---------- Data extracts ----------

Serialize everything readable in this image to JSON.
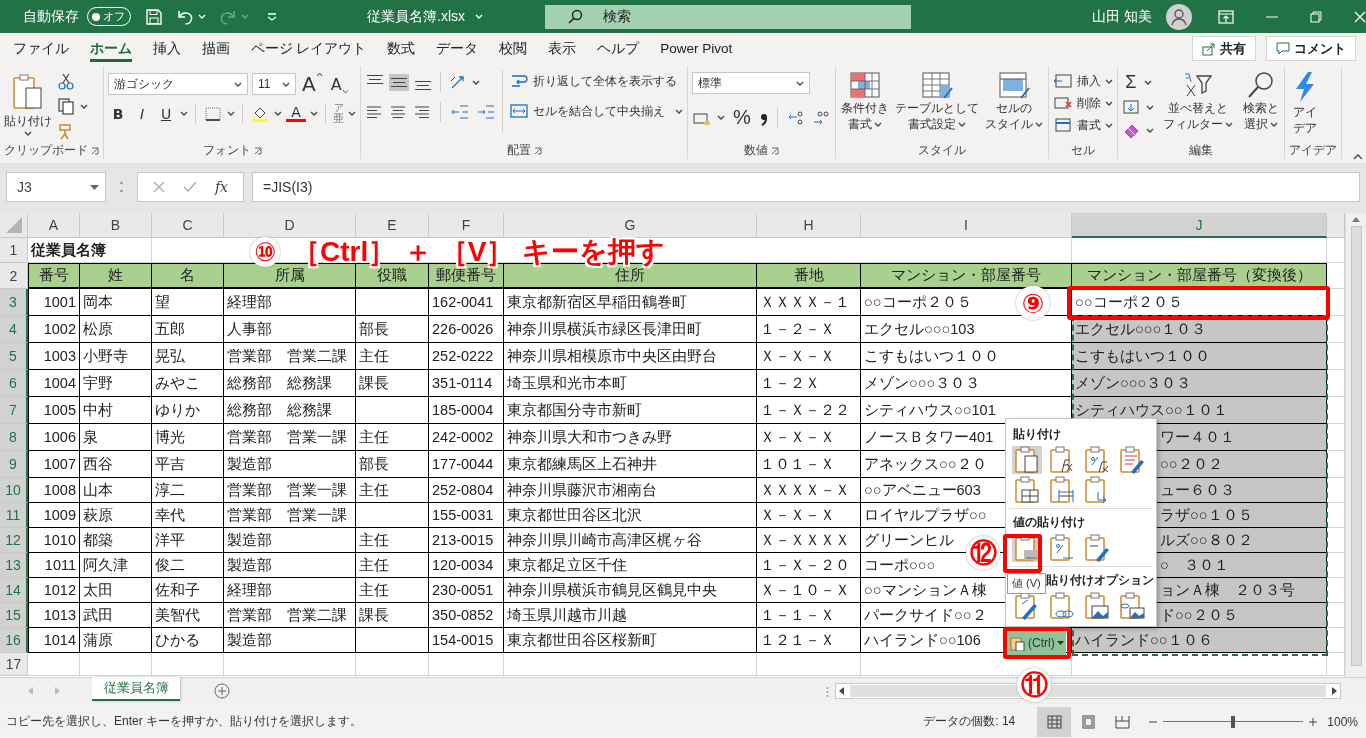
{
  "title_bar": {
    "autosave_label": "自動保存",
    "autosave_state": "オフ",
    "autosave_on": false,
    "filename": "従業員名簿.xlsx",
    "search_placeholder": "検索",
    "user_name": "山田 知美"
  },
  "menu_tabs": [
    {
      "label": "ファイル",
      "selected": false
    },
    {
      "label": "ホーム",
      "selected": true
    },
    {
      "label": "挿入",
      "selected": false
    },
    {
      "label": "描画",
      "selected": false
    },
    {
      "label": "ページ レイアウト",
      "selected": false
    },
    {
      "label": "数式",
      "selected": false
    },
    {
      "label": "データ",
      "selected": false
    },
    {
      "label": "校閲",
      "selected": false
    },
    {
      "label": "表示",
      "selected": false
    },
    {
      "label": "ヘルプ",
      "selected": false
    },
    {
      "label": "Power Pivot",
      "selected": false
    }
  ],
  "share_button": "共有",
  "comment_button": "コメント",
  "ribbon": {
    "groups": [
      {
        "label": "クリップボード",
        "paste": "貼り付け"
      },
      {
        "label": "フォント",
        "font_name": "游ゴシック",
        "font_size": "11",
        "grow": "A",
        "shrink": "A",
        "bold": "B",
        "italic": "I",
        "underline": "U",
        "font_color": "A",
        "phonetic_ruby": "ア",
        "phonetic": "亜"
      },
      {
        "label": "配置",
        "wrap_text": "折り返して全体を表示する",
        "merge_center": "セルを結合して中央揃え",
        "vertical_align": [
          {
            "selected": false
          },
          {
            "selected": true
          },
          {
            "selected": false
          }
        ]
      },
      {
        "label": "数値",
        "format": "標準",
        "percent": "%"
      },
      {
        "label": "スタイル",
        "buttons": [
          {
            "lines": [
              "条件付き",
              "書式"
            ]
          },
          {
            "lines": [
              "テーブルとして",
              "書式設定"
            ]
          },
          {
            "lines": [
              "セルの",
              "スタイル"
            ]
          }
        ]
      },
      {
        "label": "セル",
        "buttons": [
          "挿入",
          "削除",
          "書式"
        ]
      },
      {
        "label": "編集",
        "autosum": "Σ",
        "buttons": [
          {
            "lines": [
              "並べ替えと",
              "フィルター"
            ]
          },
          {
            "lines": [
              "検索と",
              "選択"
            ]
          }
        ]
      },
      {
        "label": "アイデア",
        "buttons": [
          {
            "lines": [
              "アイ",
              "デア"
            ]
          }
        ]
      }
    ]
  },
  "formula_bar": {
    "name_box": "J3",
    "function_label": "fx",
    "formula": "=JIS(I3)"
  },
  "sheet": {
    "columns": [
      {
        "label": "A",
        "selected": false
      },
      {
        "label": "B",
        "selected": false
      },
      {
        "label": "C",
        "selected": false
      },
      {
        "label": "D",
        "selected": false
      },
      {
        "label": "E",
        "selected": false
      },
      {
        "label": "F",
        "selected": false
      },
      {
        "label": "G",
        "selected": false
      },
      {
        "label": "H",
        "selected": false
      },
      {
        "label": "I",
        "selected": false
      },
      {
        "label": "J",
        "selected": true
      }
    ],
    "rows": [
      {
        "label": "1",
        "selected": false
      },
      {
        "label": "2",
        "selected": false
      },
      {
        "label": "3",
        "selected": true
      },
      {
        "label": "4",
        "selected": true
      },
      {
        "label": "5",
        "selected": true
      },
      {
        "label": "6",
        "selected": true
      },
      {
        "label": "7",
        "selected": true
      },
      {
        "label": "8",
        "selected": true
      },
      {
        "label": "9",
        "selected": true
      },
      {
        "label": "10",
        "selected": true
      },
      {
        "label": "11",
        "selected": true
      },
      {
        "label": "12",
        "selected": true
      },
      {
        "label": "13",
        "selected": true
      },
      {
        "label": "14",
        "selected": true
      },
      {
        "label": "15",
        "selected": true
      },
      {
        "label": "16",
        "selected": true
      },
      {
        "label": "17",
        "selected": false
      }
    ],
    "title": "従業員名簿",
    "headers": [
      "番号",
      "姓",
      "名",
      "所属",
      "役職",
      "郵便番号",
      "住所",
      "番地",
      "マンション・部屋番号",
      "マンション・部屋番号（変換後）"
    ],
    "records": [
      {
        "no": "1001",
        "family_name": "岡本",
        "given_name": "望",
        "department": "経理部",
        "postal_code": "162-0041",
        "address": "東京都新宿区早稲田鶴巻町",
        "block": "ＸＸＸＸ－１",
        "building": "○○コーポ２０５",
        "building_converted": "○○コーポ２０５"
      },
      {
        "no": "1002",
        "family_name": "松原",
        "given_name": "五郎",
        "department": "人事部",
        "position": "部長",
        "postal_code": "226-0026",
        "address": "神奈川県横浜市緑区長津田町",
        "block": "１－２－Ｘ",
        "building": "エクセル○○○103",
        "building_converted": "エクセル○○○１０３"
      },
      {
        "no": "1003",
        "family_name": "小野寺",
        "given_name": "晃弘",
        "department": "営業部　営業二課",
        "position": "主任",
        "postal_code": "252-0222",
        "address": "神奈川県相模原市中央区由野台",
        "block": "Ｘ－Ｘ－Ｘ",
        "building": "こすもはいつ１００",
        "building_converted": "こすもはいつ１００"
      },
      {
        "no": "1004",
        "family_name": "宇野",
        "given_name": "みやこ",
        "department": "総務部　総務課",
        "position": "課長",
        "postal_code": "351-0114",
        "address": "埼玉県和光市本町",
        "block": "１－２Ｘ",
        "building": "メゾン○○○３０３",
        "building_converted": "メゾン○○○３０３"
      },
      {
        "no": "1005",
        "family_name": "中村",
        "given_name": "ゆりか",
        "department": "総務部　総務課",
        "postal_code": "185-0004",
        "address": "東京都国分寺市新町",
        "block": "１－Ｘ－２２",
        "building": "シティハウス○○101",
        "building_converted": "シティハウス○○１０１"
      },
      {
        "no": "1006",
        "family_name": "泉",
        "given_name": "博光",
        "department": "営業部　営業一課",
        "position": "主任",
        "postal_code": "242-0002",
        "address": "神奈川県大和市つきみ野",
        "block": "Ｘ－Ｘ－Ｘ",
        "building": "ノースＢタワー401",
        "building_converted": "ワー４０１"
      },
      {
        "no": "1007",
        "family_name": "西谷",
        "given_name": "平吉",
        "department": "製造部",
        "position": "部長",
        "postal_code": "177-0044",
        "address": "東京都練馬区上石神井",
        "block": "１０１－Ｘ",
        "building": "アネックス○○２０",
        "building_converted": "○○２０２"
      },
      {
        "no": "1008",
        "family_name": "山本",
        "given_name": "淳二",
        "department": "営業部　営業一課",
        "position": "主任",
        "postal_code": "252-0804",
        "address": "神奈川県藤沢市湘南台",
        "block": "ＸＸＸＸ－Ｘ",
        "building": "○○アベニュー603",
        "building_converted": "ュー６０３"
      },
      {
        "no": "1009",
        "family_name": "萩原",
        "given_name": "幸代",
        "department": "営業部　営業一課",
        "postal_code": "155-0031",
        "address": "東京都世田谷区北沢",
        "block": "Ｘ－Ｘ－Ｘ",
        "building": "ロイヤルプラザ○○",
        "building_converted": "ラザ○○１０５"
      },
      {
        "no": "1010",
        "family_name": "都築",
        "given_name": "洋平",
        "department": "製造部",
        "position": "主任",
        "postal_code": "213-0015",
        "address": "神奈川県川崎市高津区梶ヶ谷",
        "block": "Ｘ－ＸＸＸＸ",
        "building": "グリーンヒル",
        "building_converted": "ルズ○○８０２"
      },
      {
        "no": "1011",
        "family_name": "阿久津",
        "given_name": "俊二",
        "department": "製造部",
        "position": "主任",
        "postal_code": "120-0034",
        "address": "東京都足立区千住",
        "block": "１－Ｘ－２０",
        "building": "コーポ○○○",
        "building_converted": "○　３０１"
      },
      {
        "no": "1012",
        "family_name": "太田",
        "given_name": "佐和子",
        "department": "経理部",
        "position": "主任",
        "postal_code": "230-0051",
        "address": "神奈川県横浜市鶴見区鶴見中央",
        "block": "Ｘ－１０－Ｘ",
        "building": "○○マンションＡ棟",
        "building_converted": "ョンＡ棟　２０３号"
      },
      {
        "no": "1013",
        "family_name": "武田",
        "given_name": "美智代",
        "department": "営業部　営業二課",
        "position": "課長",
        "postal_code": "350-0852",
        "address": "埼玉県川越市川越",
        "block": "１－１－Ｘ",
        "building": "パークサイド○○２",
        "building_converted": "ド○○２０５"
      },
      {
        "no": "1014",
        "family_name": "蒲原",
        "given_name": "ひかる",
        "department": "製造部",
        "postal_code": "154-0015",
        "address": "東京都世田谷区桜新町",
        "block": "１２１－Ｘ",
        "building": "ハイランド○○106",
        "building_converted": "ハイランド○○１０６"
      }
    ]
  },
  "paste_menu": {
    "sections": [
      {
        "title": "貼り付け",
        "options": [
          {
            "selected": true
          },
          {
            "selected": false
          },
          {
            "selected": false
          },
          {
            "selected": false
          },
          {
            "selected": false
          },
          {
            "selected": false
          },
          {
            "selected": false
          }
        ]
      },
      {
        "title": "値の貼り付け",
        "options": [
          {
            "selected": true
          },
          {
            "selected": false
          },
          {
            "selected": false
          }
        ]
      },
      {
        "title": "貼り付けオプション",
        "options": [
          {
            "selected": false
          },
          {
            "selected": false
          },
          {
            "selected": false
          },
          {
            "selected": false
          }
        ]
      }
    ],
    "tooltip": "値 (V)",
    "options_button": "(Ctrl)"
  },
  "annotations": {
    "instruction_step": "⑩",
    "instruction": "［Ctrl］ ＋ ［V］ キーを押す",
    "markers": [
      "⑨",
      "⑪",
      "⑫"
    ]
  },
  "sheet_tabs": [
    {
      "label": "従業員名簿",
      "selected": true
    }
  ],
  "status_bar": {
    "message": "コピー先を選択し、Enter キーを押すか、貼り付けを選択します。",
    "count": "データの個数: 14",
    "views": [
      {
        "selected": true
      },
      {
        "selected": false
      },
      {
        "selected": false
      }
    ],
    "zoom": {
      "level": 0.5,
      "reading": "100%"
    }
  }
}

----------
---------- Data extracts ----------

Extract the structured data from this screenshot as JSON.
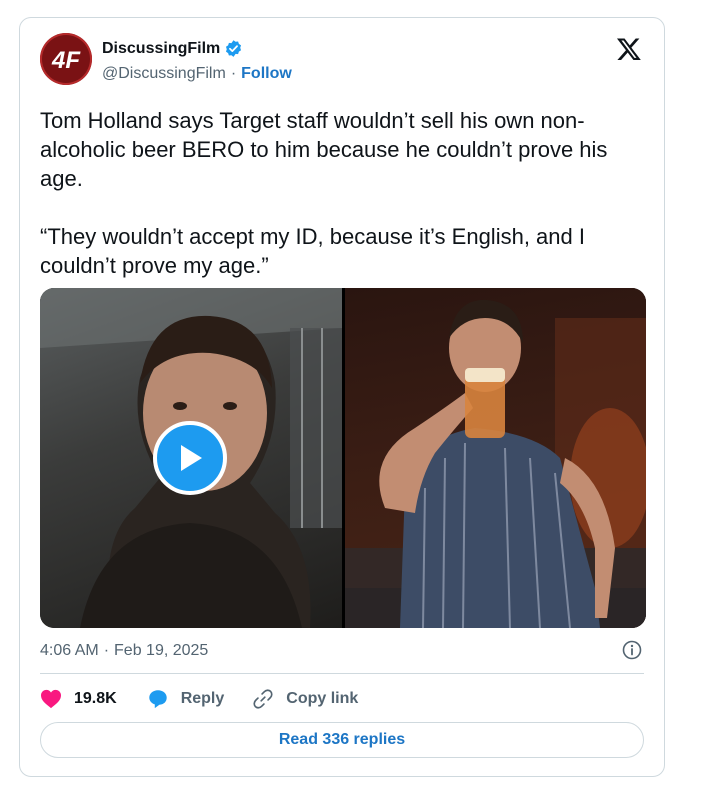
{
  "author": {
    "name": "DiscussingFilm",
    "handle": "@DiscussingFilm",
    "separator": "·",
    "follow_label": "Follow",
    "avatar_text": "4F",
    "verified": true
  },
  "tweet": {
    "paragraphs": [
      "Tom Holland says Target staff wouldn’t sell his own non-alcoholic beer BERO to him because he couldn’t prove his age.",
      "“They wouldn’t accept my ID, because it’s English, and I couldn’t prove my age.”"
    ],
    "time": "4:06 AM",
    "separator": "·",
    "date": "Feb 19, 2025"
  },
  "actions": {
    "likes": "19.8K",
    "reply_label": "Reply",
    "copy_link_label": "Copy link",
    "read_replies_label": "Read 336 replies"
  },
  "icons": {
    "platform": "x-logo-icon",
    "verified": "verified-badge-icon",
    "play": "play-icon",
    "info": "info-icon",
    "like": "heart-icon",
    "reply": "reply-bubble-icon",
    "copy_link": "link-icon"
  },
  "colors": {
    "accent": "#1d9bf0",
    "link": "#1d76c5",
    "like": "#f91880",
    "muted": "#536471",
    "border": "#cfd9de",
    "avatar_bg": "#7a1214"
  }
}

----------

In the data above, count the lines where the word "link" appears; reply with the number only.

- [Task solution] 3